Slack is a cloud-based set of proprietary team collaboration tools and services, founded by Stewart Butterfield. Slack began as an internal tool used by his company, Tiny Speck, in the development of Glitch, a now defunct online game. The name is an acronym for “Searchable Log of All Conversation and Knowledge”
In 2016 Fall semester, We started using Slack with Knowledge and Data Integration (KDI) course, which is the one of the MSc course our group teaches, in an unofficial, low-key experiment — basically just a secondary platform during the course and a place to dump files, give instructions and links.
Slack is very easy to use because you can get up and running very quickly. It’s basically a chartbord with lots of smart, elegantly integrated features that are there when you need them but stay out of the way when you don’t. These include:

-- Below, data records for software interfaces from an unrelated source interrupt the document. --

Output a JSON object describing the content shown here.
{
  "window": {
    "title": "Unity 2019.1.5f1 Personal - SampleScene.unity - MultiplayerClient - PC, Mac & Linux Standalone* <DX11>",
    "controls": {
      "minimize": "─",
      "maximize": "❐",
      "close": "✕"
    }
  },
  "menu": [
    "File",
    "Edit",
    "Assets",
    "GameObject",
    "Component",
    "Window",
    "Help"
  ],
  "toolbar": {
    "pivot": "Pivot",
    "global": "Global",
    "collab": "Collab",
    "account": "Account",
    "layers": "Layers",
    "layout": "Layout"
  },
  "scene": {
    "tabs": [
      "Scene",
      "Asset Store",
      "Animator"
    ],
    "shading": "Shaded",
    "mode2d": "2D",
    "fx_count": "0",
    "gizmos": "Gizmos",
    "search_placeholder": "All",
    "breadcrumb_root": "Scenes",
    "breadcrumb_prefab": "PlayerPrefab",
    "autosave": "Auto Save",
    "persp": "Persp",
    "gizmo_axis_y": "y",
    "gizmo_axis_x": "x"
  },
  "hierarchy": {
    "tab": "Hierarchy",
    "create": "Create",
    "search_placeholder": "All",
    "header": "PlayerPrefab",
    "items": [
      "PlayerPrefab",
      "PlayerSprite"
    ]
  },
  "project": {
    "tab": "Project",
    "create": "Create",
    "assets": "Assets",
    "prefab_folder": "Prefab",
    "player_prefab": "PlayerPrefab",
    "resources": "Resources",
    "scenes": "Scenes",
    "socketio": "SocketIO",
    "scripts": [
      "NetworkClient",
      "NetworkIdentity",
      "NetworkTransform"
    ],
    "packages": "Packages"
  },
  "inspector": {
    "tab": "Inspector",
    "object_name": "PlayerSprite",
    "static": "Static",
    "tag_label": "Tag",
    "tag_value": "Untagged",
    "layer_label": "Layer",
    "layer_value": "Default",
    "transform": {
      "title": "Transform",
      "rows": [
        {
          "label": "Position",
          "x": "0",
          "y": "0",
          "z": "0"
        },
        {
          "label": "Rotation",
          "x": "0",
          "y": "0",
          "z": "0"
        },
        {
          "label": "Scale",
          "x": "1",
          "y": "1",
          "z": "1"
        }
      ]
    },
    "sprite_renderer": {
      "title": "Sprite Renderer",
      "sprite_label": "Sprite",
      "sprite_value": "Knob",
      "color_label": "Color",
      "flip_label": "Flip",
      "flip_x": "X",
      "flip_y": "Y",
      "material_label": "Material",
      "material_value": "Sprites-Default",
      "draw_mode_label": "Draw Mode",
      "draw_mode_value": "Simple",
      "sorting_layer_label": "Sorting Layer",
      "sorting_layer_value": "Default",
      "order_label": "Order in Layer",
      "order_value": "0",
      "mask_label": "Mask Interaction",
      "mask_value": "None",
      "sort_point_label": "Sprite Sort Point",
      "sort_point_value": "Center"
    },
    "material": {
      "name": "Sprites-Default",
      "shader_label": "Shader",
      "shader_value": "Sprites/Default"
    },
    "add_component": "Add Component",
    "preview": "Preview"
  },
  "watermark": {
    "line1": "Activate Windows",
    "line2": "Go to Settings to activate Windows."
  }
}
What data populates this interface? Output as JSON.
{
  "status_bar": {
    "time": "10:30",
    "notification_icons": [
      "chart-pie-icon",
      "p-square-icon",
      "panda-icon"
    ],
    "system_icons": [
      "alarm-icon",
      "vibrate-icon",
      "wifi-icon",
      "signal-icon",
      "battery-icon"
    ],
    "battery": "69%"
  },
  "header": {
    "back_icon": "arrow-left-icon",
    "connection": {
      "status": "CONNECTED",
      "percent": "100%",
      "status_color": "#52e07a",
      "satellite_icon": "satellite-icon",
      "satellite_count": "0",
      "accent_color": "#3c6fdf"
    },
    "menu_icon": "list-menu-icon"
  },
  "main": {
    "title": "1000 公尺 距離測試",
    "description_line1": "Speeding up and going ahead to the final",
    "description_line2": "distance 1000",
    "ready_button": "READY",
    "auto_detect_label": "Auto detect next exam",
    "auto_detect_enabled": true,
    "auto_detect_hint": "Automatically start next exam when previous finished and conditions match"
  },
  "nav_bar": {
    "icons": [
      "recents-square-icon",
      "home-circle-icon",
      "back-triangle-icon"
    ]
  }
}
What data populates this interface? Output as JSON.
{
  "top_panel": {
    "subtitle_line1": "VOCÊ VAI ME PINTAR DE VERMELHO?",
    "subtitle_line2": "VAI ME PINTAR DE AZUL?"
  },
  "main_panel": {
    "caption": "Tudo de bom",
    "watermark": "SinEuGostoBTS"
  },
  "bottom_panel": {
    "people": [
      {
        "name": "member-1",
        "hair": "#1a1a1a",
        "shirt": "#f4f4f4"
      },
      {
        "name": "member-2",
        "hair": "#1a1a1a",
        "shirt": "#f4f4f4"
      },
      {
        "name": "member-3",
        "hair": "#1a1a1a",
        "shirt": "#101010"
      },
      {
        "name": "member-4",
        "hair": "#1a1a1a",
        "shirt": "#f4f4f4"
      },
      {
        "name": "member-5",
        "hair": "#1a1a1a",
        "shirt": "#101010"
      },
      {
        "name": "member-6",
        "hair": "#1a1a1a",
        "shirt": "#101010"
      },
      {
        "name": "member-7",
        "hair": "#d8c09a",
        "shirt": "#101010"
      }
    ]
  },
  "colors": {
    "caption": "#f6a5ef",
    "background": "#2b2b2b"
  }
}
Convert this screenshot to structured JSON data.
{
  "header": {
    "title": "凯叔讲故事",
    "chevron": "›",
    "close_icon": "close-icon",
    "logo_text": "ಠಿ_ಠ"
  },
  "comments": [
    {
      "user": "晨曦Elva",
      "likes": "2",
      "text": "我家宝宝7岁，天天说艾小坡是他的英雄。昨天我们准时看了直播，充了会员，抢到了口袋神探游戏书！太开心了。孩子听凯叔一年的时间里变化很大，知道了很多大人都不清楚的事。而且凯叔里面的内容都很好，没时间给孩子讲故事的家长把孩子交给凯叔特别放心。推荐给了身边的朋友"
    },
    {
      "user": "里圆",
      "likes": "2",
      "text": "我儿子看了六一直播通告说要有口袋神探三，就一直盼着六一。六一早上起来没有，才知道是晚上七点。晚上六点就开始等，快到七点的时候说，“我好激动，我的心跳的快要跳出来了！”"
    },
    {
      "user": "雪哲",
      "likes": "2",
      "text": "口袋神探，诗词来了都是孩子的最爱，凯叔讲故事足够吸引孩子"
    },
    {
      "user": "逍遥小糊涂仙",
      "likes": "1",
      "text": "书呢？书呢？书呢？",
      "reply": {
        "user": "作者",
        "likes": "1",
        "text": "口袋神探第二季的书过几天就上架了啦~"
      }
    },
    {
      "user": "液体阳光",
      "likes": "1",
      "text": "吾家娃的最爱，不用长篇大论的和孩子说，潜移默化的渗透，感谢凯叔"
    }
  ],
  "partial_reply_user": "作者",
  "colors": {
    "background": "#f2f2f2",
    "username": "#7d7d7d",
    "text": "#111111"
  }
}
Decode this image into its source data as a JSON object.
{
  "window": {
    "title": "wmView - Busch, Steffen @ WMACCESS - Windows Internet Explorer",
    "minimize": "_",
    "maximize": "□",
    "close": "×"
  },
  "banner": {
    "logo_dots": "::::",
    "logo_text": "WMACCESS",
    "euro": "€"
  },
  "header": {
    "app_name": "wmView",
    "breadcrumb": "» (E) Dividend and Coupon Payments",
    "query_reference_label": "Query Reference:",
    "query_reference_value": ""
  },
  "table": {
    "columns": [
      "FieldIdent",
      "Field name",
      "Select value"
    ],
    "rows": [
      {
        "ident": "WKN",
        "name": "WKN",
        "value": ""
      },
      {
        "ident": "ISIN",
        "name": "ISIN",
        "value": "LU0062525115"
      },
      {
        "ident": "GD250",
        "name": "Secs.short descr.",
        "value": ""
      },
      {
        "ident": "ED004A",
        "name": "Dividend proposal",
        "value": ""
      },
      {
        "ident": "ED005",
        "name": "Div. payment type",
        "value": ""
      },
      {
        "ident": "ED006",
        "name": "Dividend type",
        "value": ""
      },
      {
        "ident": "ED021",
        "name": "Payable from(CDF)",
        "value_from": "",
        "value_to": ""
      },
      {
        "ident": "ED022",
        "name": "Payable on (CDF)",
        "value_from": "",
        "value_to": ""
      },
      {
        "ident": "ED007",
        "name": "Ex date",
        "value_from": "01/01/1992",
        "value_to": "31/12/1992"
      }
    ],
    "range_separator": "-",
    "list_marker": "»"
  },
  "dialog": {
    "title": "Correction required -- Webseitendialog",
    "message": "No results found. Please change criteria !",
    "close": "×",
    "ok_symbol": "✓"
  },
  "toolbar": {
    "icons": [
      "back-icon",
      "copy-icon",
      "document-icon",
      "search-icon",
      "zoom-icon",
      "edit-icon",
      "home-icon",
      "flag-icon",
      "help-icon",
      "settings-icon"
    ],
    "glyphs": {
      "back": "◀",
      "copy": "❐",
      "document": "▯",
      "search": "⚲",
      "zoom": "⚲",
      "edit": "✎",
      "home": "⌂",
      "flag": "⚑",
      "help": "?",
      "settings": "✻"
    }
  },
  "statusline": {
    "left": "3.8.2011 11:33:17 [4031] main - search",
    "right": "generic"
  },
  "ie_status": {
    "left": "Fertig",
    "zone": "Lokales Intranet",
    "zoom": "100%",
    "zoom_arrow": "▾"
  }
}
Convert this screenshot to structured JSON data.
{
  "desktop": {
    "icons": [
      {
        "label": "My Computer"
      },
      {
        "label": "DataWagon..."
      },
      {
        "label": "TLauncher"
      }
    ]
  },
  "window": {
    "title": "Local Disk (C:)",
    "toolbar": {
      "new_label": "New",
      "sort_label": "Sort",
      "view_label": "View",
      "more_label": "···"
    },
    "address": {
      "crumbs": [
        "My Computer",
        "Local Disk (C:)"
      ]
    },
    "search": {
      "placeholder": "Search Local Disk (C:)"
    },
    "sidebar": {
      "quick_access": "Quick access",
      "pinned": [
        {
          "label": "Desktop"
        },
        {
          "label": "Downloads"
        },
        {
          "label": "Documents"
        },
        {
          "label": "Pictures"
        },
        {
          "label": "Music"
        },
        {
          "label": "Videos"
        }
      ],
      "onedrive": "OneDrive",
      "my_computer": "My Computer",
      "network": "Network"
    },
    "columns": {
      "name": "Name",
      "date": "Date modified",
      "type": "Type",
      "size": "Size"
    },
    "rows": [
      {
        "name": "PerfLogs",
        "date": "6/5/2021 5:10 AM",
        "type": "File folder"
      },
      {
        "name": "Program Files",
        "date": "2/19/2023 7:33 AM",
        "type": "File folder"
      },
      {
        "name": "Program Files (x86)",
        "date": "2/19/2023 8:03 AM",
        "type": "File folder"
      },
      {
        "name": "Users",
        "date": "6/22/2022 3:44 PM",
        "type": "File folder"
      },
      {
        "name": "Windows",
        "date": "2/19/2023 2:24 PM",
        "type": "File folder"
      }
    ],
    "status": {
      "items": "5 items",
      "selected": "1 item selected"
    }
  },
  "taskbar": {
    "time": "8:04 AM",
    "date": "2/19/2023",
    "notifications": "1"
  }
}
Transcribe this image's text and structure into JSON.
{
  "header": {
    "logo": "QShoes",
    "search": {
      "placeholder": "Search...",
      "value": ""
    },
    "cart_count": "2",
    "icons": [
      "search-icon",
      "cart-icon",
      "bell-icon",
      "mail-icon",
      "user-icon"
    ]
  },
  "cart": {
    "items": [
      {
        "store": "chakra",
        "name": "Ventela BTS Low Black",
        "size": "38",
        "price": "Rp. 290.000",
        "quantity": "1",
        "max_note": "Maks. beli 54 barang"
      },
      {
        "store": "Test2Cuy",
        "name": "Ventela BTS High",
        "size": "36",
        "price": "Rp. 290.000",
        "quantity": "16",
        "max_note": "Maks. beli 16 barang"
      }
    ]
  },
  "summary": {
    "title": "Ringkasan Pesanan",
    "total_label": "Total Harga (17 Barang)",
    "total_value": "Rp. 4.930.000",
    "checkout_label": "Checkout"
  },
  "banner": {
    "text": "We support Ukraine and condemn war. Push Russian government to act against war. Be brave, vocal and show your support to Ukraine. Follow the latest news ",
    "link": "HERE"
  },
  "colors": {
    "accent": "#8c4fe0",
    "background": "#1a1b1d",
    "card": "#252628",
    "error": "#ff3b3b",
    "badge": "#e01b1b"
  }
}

- Direct Messages — like DMs or private messages anywhere else.
- Posts — longer than a status update, but more pared down than a full on blog or word processor document.
- Snippets — Chunks of syntax-highlighted code for when that’s the thing you need to share.
- @replies — much like on Twitter, these can help with conversation threading.
- emoji — embracing the contemporary digital vernacular. (Slack also lets you create custom emoji, and you can adjust the skin tone of emoji with people or hands.)
Registering students in #slack
For registering students you just need to add the email address (see the figure below). Then they will get an invitation to join the group discussion specially created for the particular course.
From the left panel of the interface, we can check the total number of students who are registered in the course as well as the category of discussion. A discussion could be on a different topic such as general (#general), project related (#projectissues) or random (#random).
From the below picture, we can see how one specific question asked by a student name @gautamshahi about “Alignment of our Ontology with Top-Level ontology”, was answered by another student (i.e. @katharinannamarie) with one screenshot.
With the help of slack, it is very easy to handle all types of qureies a student wanted to ask. Sometimes students may have some doubt or face some specific issues related to project, whereas some other student may already solve that issue. As slack is a collaborative platform and visible to all students, it may happen that one student can answer some specific question asked by another student before their teacher reply to them.
Time to forget about emailing list and start using #slack